### Work task
In the data below, find the lines containing "template" and say how many there are, nothing more.

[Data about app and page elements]

# # # #

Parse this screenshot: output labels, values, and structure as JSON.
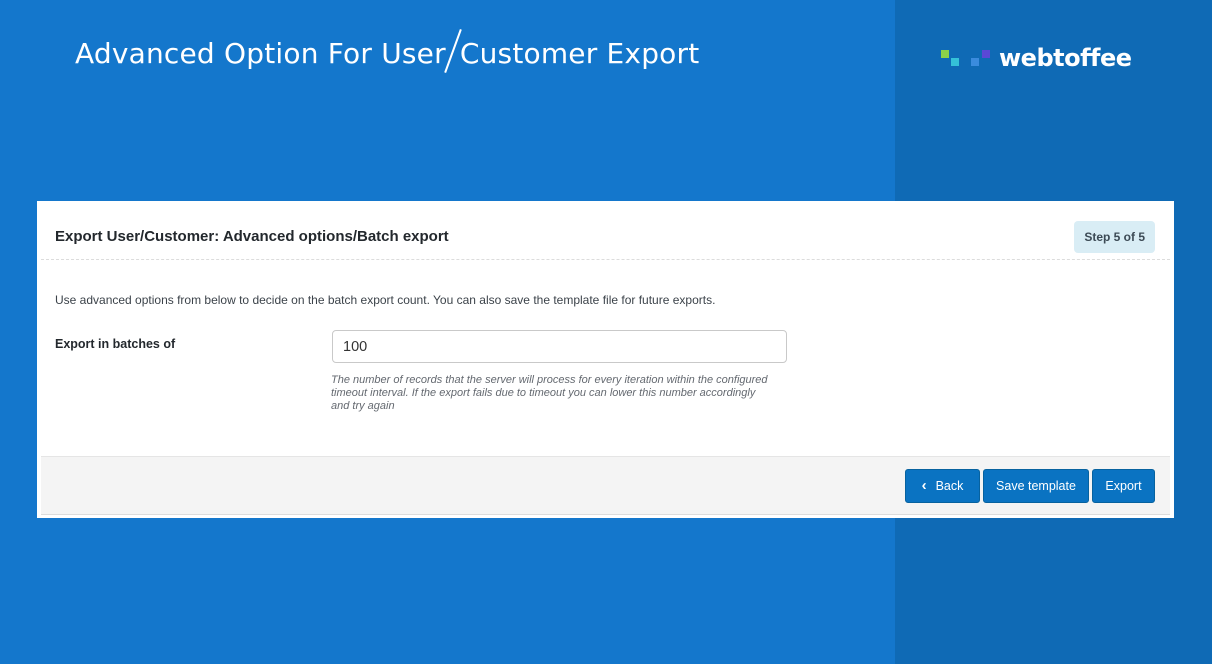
{
  "hero": {
    "title_part1": "Advanced Option For User",
    "title_part2": "Customer Export"
  },
  "brand": {
    "name": "webtoffee",
    "mark_colors": [
      "#8cd14a",
      "#35c1d8",
      "#3a8bdd",
      "#5a48d6"
    ]
  },
  "card": {
    "title": "Export User/Customer: Advanced options/Batch export",
    "step_badge": "Step 5 of 5",
    "intro": "Use advanced options from below to decide on the batch export count. You can also save the template file for future exports.",
    "batch_field": {
      "label": "Export in batches of",
      "value": "100",
      "help": "The number of records that the server will process for every iteration within the configured timeout interval. If the export fails due to timeout you can lower this number accordingly and try again"
    }
  },
  "footer": {
    "back_label": "Back",
    "back_icon": "chevron-left-icon",
    "save_label": "Save template",
    "export_label": "Export"
  },
  "colors": {
    "background": "#1477cc",
    "right_band": "#0f6ab5",
    "button": "#0a73c2",
    "badge": "#d9edf5"
  }
}
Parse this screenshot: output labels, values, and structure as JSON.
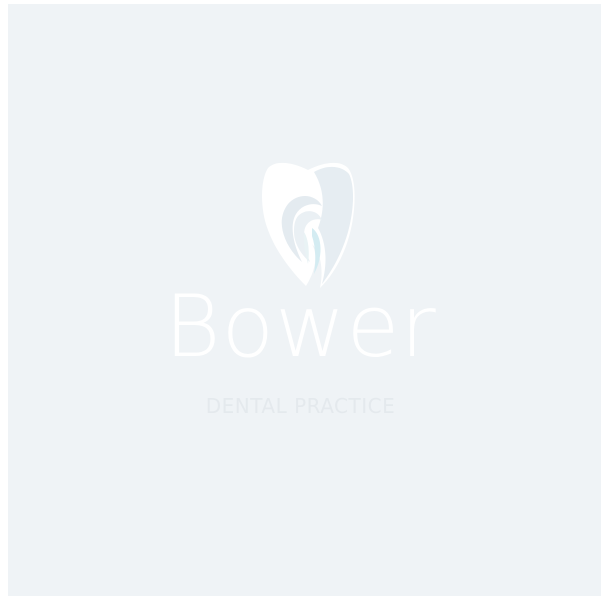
{
  "logo": {
    "icon": "tooth-icon",
    "name": "Bower",
    "tagline": "DENTAL PRACTICE"
  },
  "colors": {
    "background": "#eff3f6",
    "name_text": "#ffffff",
    "tagline_text": "#e4e9ed",
    "tooth_outer": "#ffffff",
    "tooth_inner": "#e2ecf2",
    "tooth_accent": "#cfe8f0"
  }
}
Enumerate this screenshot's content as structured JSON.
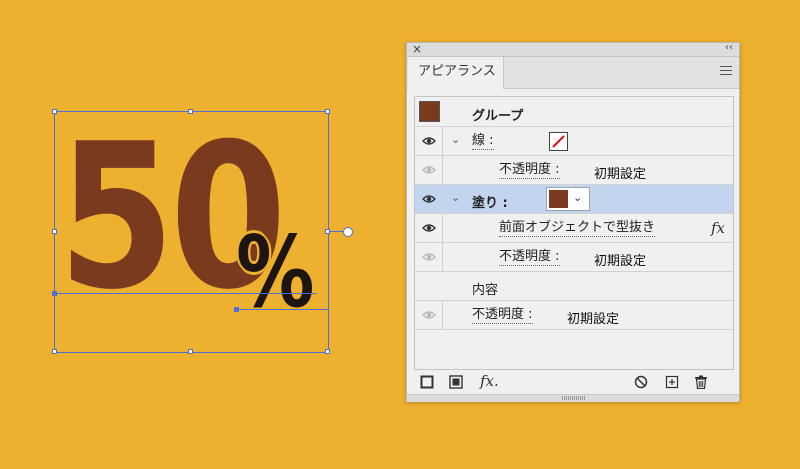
{
  "colors": {
    "background": "#EEB12F",
    "digits": "#7A3A1E",
    "percent": "#1E1410",
    "selection": "#4E6FD6",
    "fill_swatch": "#7A3A1E",
    "selected_row": "#C3D4EE"
  },
  "artwork": {
    "digits": "50",
    "percent": "%"
  },
  "panel": {
    "tab_label": "アピアランス",
    "close_icon": "×",
    "collapse_icon": "‹‹",
    "rows": {
      "group": {
        "label": "グループ"
      },
      "stroke": {
        "label": "線 :",
        "swatch": "none"
      },
      "stroke_opacity": {
        "label": "不透明度 :",
        "value": "初期設定"
      },
      "fill": {
        "label": "塗り :",
        "swatch": "brown"
      },
      "knockout": {
        "label": "前面オブジェクトで型抜き",
        "fx_icon": "fx"
      },
      "fill_opacity": {
        "label": "不透明度 :",
        "value": "初期設定"
      },
      "contents": {
        "label": "内容"
      },
      "group_opacity": {
        "label": "不透明度 :",
        "value": "初期設定"
      }
    },
    "footer_icons": [
      "add-new-stroke-icon",
      "add-new-fill-icon",
      "add-new-effect-icon",
      "clear-appearance-icon",
      "duplicate-item-icon",
      "delete-icon"
    ],
    "footer_fx": "fx."
  }
}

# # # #

### Reply to the exercise
2